*** Opening of Provided data ***
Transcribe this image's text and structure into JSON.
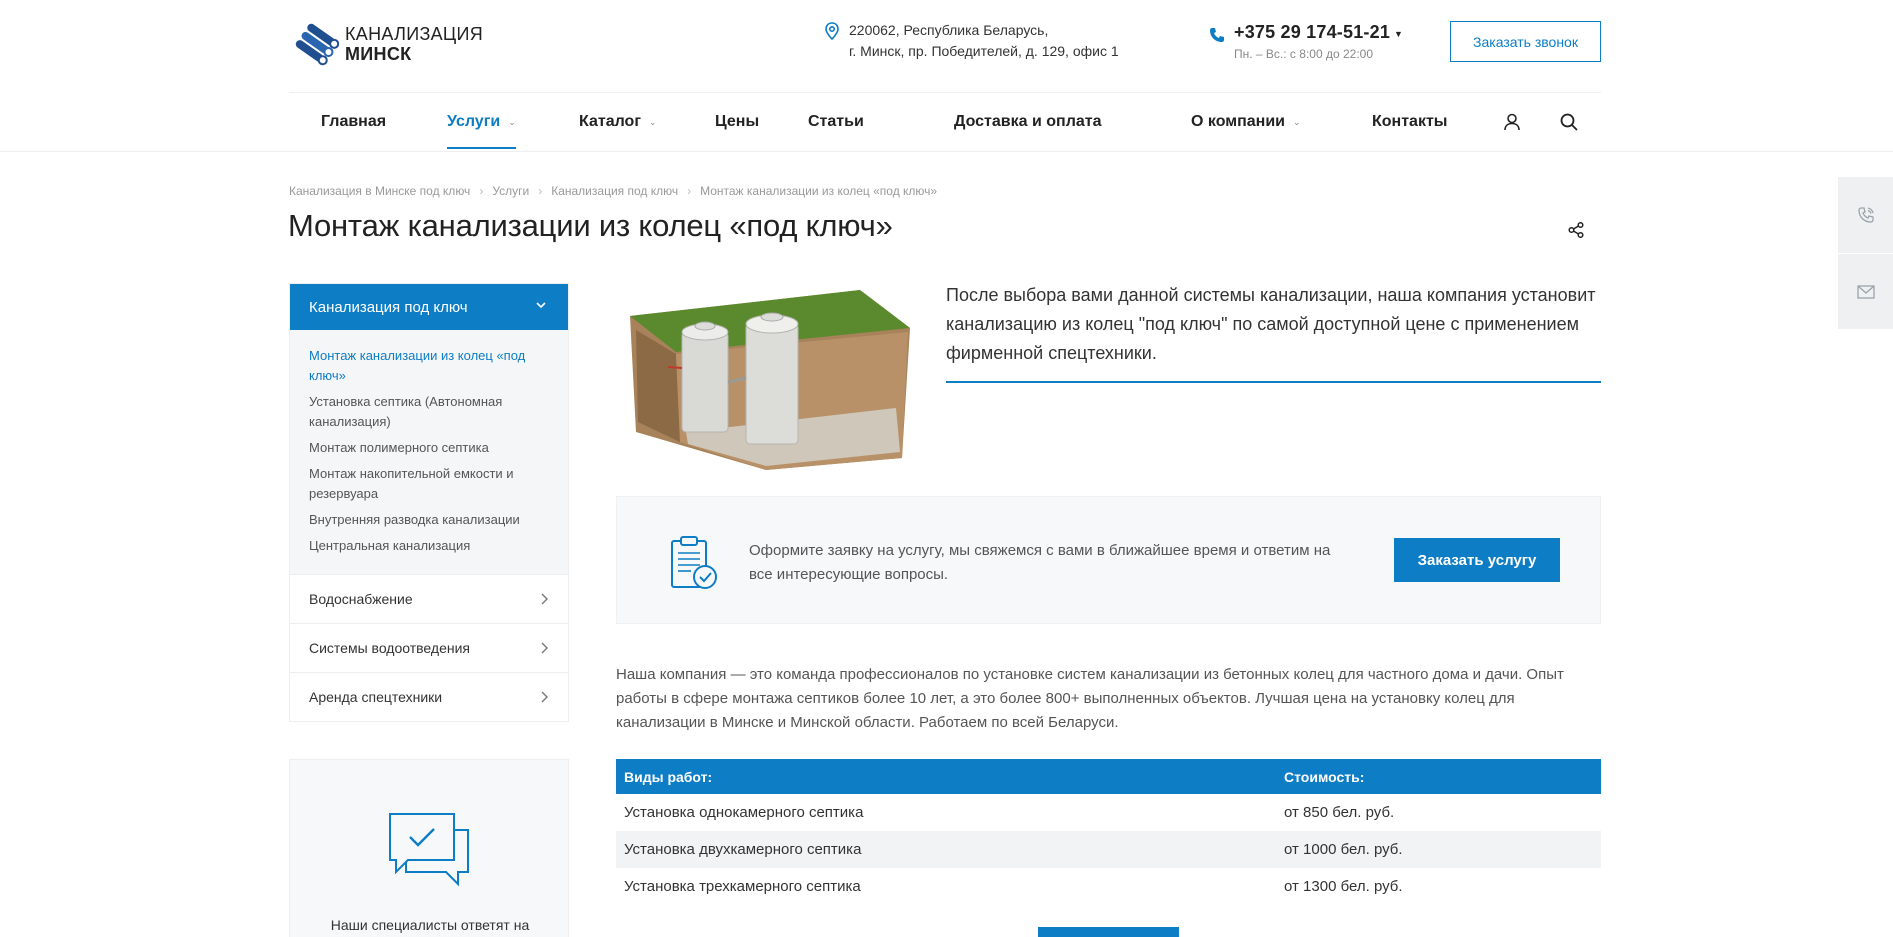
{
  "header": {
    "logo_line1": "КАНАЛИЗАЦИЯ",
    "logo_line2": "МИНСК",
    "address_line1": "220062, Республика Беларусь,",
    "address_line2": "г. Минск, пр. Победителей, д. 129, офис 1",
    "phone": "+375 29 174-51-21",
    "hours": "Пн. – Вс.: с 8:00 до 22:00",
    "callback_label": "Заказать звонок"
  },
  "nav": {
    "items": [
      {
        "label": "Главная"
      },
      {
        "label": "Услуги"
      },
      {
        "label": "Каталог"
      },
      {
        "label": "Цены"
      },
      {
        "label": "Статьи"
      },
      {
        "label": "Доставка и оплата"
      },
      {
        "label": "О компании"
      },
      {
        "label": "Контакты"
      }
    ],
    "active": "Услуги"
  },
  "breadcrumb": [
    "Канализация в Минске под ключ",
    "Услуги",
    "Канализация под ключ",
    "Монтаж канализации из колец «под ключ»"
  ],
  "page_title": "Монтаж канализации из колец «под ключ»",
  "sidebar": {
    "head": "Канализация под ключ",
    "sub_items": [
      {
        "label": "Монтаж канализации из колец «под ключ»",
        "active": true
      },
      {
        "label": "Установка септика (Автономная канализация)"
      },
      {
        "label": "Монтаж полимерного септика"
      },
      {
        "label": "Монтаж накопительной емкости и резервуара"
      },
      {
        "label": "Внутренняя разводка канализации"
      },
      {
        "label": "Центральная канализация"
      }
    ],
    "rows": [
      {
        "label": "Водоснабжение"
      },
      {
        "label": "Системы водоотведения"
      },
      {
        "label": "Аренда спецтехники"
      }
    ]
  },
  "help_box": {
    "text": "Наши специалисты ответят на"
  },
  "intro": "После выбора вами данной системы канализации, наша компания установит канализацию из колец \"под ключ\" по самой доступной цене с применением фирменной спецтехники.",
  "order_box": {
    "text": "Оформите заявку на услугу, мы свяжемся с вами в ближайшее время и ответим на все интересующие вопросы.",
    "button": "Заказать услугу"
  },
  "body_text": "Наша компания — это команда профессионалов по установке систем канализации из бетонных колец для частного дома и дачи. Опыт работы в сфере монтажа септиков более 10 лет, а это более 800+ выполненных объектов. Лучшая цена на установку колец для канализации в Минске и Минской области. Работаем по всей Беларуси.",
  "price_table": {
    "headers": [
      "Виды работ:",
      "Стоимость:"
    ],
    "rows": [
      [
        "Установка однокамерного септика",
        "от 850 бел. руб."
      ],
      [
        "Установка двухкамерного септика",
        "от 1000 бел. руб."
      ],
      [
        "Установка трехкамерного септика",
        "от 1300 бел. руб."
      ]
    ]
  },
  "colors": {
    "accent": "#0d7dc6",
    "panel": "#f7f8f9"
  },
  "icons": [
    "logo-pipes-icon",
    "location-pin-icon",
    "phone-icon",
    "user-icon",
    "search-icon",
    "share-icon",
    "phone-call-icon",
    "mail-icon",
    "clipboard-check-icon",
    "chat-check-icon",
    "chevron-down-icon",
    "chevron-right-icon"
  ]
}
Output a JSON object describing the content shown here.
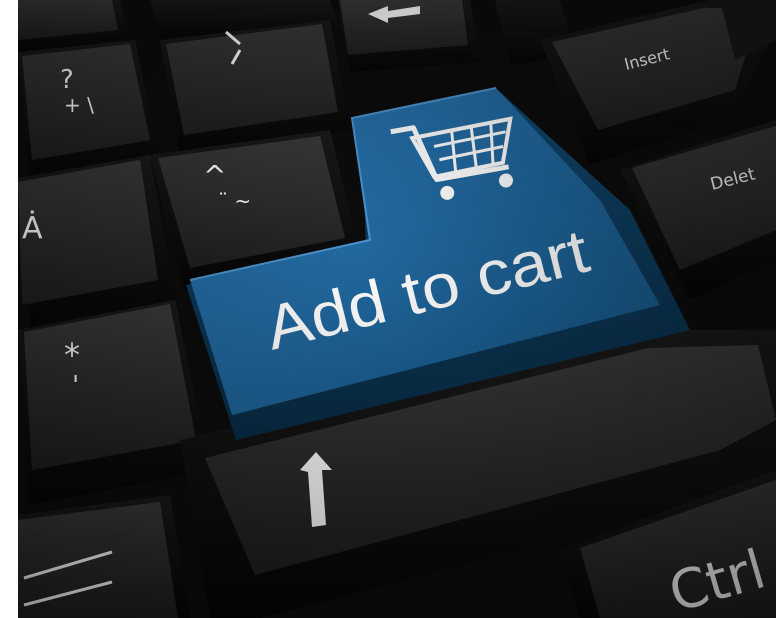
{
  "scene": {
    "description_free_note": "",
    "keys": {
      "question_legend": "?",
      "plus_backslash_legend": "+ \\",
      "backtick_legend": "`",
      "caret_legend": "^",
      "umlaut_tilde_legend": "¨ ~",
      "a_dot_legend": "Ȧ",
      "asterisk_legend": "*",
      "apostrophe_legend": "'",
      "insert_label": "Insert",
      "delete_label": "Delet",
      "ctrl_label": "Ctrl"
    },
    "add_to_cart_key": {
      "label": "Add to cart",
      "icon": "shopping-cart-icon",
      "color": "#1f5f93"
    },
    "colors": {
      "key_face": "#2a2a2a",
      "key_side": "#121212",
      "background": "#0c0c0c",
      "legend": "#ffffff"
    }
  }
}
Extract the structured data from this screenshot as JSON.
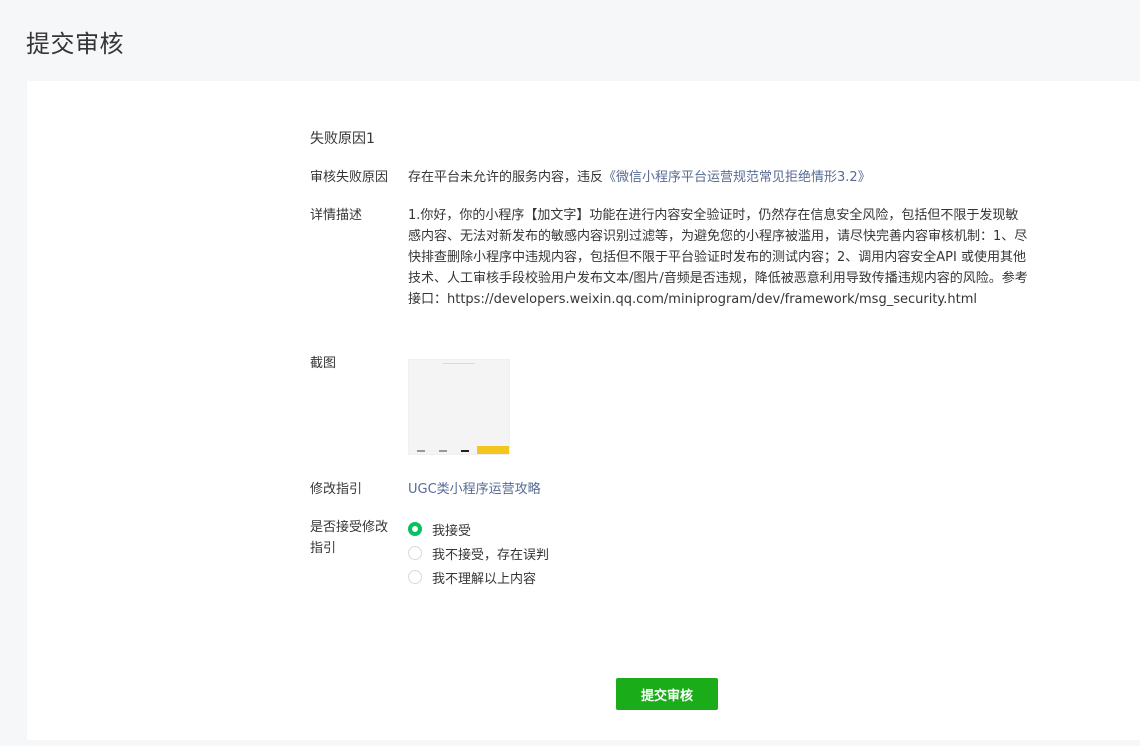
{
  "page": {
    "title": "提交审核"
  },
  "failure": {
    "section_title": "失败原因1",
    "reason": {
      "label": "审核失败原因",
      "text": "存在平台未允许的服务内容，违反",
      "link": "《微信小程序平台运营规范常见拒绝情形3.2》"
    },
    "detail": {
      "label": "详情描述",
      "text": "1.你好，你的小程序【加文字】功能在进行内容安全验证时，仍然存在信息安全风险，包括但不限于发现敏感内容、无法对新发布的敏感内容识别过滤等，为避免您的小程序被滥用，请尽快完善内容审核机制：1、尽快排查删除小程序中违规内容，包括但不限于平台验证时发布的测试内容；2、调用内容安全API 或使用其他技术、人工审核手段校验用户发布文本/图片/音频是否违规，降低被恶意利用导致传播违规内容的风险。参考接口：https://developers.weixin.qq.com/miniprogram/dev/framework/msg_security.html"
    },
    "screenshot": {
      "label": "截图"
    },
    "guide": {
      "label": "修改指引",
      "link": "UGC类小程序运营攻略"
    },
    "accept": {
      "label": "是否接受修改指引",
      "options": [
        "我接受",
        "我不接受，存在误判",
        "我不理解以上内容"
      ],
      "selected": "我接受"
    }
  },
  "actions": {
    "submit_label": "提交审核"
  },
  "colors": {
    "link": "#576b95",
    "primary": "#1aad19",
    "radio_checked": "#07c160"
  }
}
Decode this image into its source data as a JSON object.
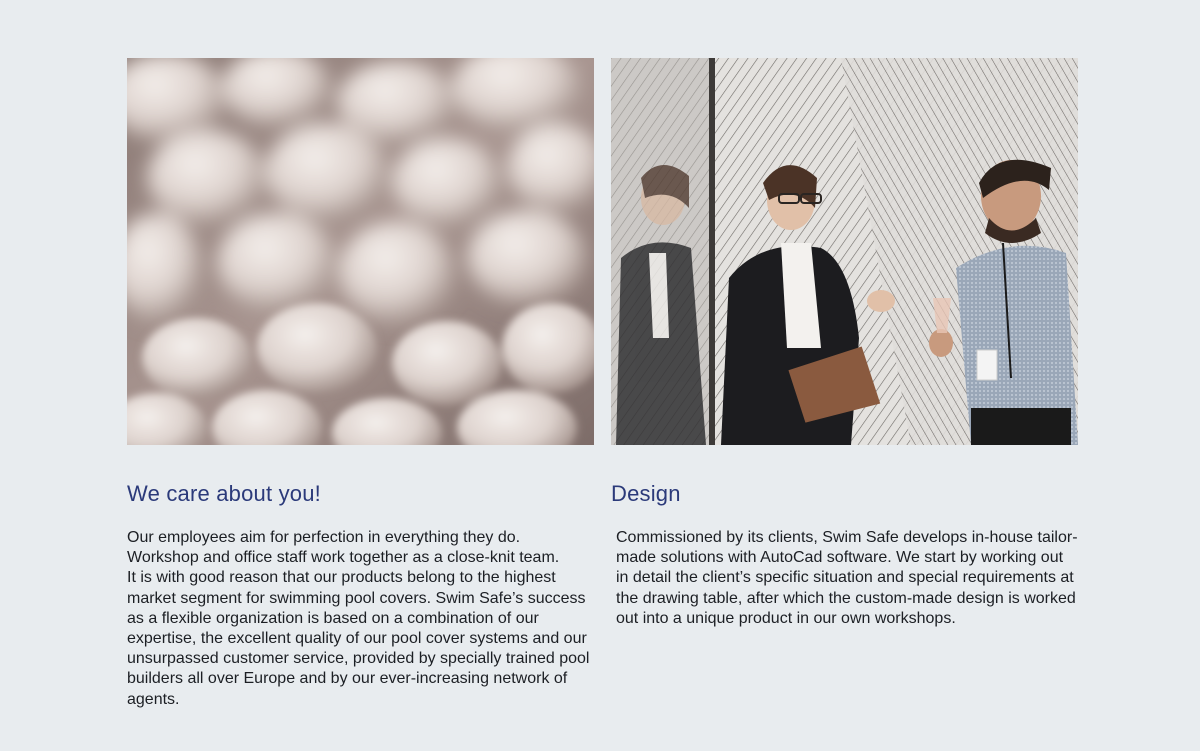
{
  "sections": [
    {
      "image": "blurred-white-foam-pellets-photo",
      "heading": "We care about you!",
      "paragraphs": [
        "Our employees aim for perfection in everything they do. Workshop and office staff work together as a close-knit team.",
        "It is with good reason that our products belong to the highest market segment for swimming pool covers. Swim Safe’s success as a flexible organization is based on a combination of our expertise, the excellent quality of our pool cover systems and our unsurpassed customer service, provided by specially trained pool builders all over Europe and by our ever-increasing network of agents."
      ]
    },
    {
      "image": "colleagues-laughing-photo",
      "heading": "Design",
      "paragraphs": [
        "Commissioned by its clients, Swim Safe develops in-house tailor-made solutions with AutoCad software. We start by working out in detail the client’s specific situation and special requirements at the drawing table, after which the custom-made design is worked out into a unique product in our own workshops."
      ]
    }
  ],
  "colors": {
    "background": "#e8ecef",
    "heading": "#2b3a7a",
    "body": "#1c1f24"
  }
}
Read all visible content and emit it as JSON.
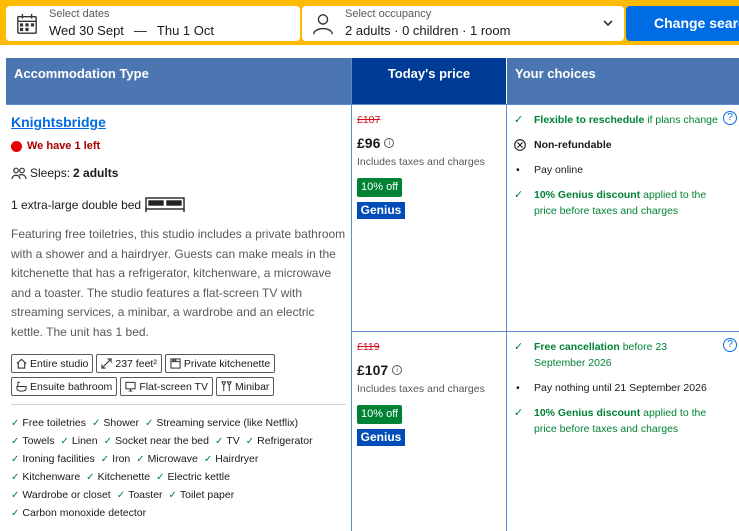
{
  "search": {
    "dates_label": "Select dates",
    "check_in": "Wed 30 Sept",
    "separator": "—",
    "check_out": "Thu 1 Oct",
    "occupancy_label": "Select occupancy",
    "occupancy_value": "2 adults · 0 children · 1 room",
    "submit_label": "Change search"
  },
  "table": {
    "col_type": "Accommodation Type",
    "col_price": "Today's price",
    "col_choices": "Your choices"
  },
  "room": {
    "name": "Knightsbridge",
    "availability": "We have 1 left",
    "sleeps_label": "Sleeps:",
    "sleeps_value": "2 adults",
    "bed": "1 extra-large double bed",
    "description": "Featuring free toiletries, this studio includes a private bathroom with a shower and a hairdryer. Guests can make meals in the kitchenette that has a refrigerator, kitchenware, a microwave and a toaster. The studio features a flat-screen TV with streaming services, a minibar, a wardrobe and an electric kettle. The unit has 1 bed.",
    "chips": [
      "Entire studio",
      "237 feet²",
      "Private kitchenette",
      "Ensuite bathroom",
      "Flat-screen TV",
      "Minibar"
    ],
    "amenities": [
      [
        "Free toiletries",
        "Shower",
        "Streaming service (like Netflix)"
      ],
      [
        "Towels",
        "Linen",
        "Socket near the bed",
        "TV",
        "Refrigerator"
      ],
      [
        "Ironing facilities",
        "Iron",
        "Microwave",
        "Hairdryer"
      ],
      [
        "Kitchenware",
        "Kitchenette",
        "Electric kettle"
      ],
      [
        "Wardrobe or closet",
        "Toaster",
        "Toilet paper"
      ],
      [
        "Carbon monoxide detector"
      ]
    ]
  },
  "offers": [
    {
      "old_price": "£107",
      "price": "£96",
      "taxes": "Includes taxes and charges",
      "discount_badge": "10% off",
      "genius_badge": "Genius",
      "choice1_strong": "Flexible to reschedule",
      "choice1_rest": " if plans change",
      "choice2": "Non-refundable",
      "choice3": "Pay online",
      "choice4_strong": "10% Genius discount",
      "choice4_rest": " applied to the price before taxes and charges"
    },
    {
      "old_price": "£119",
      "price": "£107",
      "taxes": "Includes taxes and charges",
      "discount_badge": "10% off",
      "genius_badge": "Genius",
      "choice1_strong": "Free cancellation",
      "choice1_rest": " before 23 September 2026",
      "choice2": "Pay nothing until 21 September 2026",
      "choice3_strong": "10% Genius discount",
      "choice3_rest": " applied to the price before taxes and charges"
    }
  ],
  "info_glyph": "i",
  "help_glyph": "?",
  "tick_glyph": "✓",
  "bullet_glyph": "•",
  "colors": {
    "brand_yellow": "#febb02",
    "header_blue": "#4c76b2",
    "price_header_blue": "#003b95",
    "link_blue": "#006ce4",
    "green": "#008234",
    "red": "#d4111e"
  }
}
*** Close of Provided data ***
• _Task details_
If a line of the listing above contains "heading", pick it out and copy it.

• _Exercise output_
      "heading": "We care about you!",
      "heading": "Design",
    "heading": "#2b3a7a",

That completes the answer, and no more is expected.